For PE or VCs, they are must-haves in their Rolodex to scale up and streamline portfolio companies, especially in the first 100 days. For example, after investing in Sahyadri Hospitals, IDFC PE and the chain sought assistance to benchmark finance and accounts with best practices and to redeploy resources for better output.
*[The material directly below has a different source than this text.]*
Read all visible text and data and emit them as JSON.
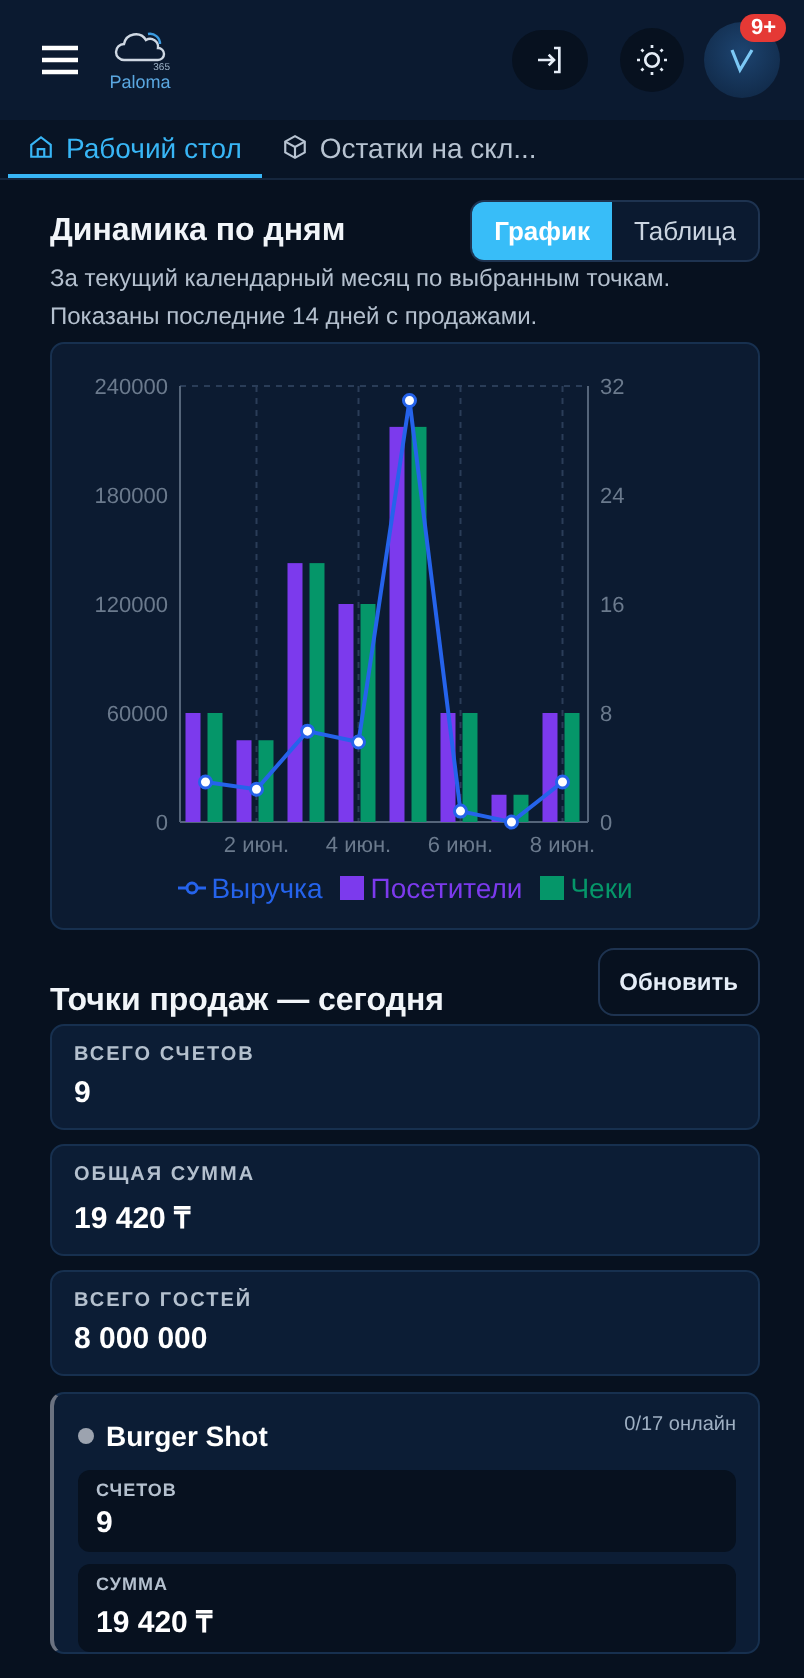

Often, freshly acquired Indian JVs or multinational subsidiaries seek interim CFOs for post-merger integrations or a one-time rebooting of the finance function. “From playing a role in restructuring an organisation to preparing it for an IPO, or even steering it through mergers and acquisitions, we become the conduit between finance and accounting and the promoters,” says Rajesh Mittal, founder and MD of Alamak Capital, a two-year-old boutique investment bank that also provides CFOs to companies while paraphrasing strategic responsibilities. Alamak’s roster ranges from fledgling firms to midtier businesses with a Rs 1,500 crore turnover.
Prior to its takeover by French advertising and media giant Publicis, DigitasLBi (formerly VisualizeTechnologies), a digital agency, needed a retainer CFO. “We required someone with a deep understanding of various facets of finance and accounting like company law, taxation, in addition to just pure accounting,” says Himani Kapadia, its MD. “MyCFO had experts across various fields and we could draw upon their expertise, as needed. This would have been hard to find in one single person, had we made an in-house hire.”
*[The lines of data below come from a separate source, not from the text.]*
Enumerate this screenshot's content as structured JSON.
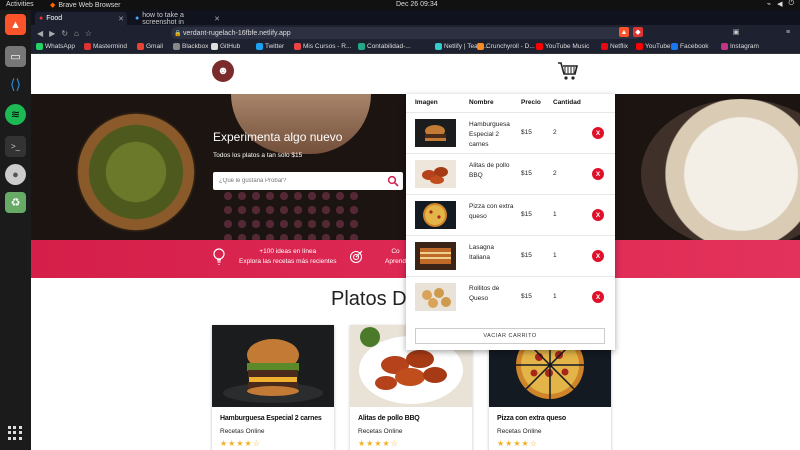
{
  "system": {
    "activities": "Activities",
    "app_name": "Brave Web Browser",
    "clock": "Dec 26  09:34"
  },
  "browser": {
    "tabs": [
      {
        "title": "Food"
      },
      {
        "title": "how to take a screenshot in"
      }
    ],
    "url": "verdant-rugelach-16fbfe.netlify.app",
    "bookmarks": [
      {
        "label": "WhatsApp",
        "color": "#25d366"
      },
      {
        "label": "Mastermind",
        "color": "#d33"
      },
      {
        "label": "Gmail",
        "color": "#ea4335"
      },
      {
        "label": "Blackbox",
        "color": "#888"
      },
      {
        "label": "GitHub",
        "color": "#ddd"
      },
      {
        "label": "Twitter",
        "color": "#1da1f2"
      },
      {
        "label": "Mis Cursos - R...",
        "color": "#e44"
      },
      {
        "label": "Contabilidad-...",
        "color": "#2a8"
      },
      {
        "label": "Netlify | Team...",
        "color": "#3cc"
      },
      {
        "label": "Crunchyroll - D...",
        "color": "#f78b24"
      },
      {
        "label": "YouTube Music",
        "color": "#f00"
      },
      {
        "label": "Netflix",
        "color": "#e50914"
      },
      {
        "label": "YouTube",
        "color": "#f00"
      },
      {
        "label": "Facebook",
        "color": "#1877f2"
      },
      {
        "label": "Instagram",
        "color": "#c13584"
      }
    ]
  },
  "hero": {
    "title": "Experimenta algo nuevo",
    "subtitle": "Todos los platos a tan solo $15",
    "search_placeholder": "¿Que le gustaria Probar?"
  },
  "features": [
    {
      "title": "+100 ideas en línea",
      "text": "Explora las recetas más recientes"
    },
    {
      "title": "Co",
      "text": "Aprend"
    }
  ],
  "section": {
    "title": "Platos D"
  },
  "cards": [
    {
      "name": "Hamburguesa Especial 2 carnes",
      "by": "Recetas Online",
      "stars": "★★★★☆"
    },
    {
      "name": "Alitas de pollo BBQ",
      "by": "Recetas Online",
      "stars": "★★★★☆"
    },
    {
      "name": "Pizza con extra queso",
      "by": "Recetas Online",
      "stars": "★★★★☆"
    }
  ],
  "cart": {
    "headers": {
      "image": "Imagen",
      "name": "Nombre",
      "price": "Precio",
      "qty": "Cantidad"
    },
    "items": [
      {
        "name": "Hamburguesa Especial 2 carnes",
        "price": "$15",
        "qty": "2",
        "delete": "X"
      },
      {
        "name": "Alitas de pollo BBQ",
        "price": "$15",
        "qty": "2",
        "delete": "X"
      },
      {
        "name": "Pizza con extra queso",
        "price": "$15",
        "qty": "1",
        "delete": "X"
      },
      {
        "name": "Lasagna Italiana",
        "price": "$15",
        "qty": "1",
        "delete": "X"
      },
      {
        "name": "Rollitos de Queso",
        "price": "$15",
        "qty": "1",
        "delete": "X"
      }
    ],
    "empty_button": "VACIAR CARRITO"
  },
  "colors": {
    "accent_red": "#d51f4a",
    "delete_red": "#e0102a",
    "star": "#f2b01e"
  }
}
What’s In It For CFO Firms
The existential realities of specialised human capital also come into play. The number of companies is growing faster than the basket of quality CFOs. Larger companies have the work, and the funds, to hire a full-time CFO. “But their smaller counterparts are fighting other battles to stabilise business models and do not always feel the need to bring in a high-profile CFO till they graduate to a certain level,” says Narayanan of MyCFO.
MyCFO has, so far, completed assignments for about 160 clients. Last year, the firm, arguably the biggest in its space, clocked over Rs 10 crore in revenues and expects to double it again this year. It has about 100 fulltime professionals, with experience of four to 30 years.
For more experienced CFOs, consultancy is a good fit. “There are many who, after having worked at senior levels for long, are unwilling to work under the constant pressure-cooker like situation often prevalent in a larger organisation,” says Praveen Nigam, MD at Amplus Consulting and the former India head of global advisory firm Grant Thornton. Consultancy gives them the scope to handle different projects.
According to Mittal of Alamak, his own stint as CFO—with Benetton, Hutchison and India Hospitality Corporation, spearheading many acquisitions and sale of fs—has been the “prime driver” for structuring CFO consultancy as a service. “The client gets far more confidence and comfort. We are not perceived as threats,” he says. “We can also quickly decipher gaps within strategy and finance function, and it comes quite naturally. We don’t come from a hardcore consulting background. Instead, we have been resolving problems first hand.”
Most CFOs-on-call firms have to sign non-disclosure agreements with clients. But they too put in riders. Alamak prefers its virtual CFOs to resist signing a company’s annual report, a move that protects them from subsequent scrutiny. “They do have the authority to sign contracts, but not the books of accounts. We avoid doing those functions,” cautions Mittal.